Dataset rows describing interfaces:
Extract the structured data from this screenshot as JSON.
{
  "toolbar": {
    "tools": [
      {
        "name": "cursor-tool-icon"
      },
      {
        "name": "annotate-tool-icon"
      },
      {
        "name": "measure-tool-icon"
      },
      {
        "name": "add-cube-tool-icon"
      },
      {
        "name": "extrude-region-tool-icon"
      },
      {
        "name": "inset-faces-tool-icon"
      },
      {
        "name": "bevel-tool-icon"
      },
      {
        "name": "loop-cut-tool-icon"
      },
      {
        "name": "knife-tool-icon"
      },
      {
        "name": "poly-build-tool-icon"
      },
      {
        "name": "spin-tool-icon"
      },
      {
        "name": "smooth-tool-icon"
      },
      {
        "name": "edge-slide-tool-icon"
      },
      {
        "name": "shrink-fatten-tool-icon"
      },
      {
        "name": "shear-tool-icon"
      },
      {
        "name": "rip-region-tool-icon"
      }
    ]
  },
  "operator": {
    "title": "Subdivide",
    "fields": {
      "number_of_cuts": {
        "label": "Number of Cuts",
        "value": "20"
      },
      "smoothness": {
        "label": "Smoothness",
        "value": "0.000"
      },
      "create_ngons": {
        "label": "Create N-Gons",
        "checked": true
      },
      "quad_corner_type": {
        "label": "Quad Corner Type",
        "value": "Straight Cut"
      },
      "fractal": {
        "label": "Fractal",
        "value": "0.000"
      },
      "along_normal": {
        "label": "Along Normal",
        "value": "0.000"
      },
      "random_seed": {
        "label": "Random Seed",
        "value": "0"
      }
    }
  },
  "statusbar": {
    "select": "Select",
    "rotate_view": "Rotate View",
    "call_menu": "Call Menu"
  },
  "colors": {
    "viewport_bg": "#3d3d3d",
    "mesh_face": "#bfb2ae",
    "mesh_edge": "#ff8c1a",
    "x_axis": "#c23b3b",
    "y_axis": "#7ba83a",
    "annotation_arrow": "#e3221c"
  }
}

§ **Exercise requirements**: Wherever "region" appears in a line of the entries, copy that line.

§ **Exercise output**:
        "name": "extrude-region-tool-icon"
        "name": "rip-region-tool-icon"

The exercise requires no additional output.